*TASK DESCRIPTION*
In the entries that follow, identify the line containing "Decode this image" and return it together with all later lines, exactly as they appear.

[Stored entries]
● ● ● ●

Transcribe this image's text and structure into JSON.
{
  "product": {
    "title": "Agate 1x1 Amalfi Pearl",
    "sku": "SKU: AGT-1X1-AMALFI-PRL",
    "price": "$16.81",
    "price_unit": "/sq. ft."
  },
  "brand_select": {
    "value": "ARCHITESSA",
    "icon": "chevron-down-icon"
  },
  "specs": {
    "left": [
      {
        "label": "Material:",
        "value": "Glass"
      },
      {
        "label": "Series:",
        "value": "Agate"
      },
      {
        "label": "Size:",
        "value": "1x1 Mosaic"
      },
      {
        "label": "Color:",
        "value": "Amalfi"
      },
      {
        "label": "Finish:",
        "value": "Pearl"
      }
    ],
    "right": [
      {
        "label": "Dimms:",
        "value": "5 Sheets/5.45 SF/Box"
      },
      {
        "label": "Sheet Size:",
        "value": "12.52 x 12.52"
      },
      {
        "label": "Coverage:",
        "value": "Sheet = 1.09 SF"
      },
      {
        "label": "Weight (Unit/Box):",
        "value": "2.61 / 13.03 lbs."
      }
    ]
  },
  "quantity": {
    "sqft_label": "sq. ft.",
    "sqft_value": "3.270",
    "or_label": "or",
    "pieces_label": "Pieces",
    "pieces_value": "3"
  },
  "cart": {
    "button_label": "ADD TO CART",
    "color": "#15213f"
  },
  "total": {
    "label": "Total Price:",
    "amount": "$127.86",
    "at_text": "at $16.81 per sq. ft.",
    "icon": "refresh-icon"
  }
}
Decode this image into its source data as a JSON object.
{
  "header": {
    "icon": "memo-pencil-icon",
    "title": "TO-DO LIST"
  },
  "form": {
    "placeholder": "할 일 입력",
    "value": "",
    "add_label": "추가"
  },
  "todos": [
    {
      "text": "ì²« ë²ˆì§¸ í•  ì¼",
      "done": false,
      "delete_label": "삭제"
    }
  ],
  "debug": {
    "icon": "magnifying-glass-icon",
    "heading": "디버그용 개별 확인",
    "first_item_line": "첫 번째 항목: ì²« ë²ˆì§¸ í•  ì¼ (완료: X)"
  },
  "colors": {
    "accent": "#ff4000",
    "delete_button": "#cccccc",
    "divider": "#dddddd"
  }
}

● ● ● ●

*EXERCISE RESULT*
Decode this image into its source data as a JSON object.
{
  "header": {
    "icon": "memo-pencil-icon",
    "title": "TO-DO LIST"
  },
  "form": {
    "placeholder": "할 일 입력",
    "value": "",
    "add_label": "추가"
  },
  "todos": [
    {
      "text": "ì²« ë²ˆì§¸ í•  ì¼",
      "done": false,
      "delete_label": "삭제"
    }
  ],
  "debug": {
    "icon": "magnifying-glass-icon",
    "heading": "디버그용 개별 확인",
    "first_item_line": "첫 번째 항목: ì²« ë²ˆì§¸ í•  ì¼ (완료: X)"
  },
  "colors": {
    "accent": "#ff4000",
    "delete_button": "#cccccc",
    "divider": "#dddddd"
  }
}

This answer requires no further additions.